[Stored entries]
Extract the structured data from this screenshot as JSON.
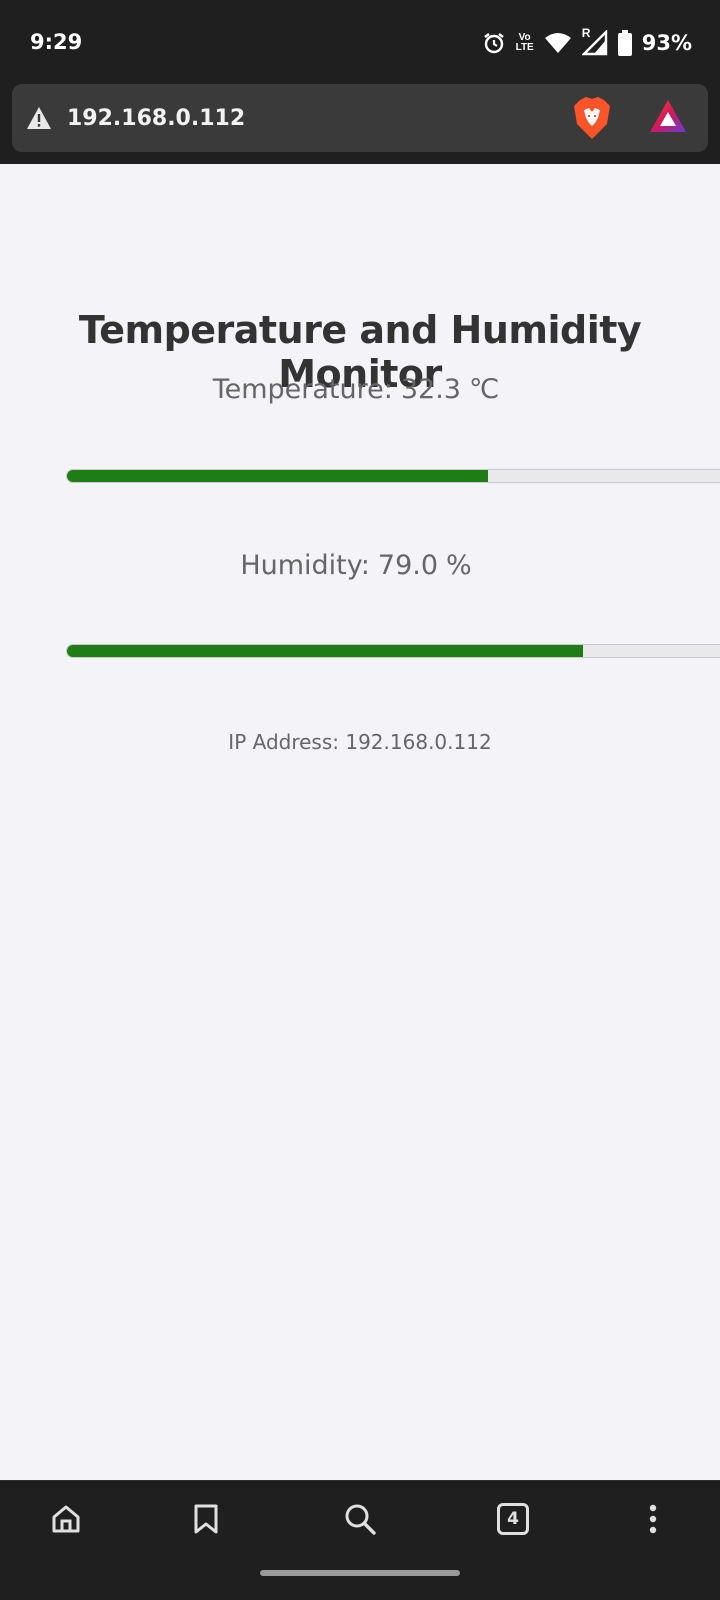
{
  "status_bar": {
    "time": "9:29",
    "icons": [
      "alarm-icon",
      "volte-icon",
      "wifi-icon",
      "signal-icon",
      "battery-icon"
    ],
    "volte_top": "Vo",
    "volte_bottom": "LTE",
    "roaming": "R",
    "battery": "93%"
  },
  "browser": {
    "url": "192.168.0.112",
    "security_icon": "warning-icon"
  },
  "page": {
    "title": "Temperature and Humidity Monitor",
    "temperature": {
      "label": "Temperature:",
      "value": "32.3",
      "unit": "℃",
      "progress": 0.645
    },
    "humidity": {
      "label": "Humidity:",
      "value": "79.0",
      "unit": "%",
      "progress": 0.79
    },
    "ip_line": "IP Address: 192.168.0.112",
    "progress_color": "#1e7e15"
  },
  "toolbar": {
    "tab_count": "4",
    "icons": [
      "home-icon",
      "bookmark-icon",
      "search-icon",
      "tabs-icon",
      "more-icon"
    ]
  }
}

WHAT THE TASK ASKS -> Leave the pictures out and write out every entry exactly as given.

RESULT OF THE TASK ->
Extract the structured data from this screenshot as JSON.
{
  "status_bar": {
    "time": "9:29",
    "icons": [
      "alarm-icon",
      "volte-icon",
      "wifi-icon",
      "signal-icon",
      "battery-icon"
    ],
    "volte_top": "Vo",
    "volte_bottom": "LTE",
    "roaming": "R",
    "battery": "93%"
  },
  "browser": {
    "url": "192.168.0.112",
    "security_icon": "warning-icon"
  },
  "page": {
    "title": "Temperature and Humidity Monitor",
    "temperature": {
      "label": "Temperature:",
      "value": "32.3",
      "unit": "℃",
      "progress": 0.645
    },
    "humidity": {
      "label": "Humidity:",
      "value": "79.0",
      "unit": "%",
      "progress": 0.79
    },
    "ip_line": "IP Address: 192.168.0.112",
    "progress_color": "#1e7e15"
  },
  "toolbar": {
    "tab_count": "4",
    "icons": [
      "home-icon",
      "bookmark-icon",
      "search-icon",
      "tabs-icon",
      "more-icon"
    ]
  }
}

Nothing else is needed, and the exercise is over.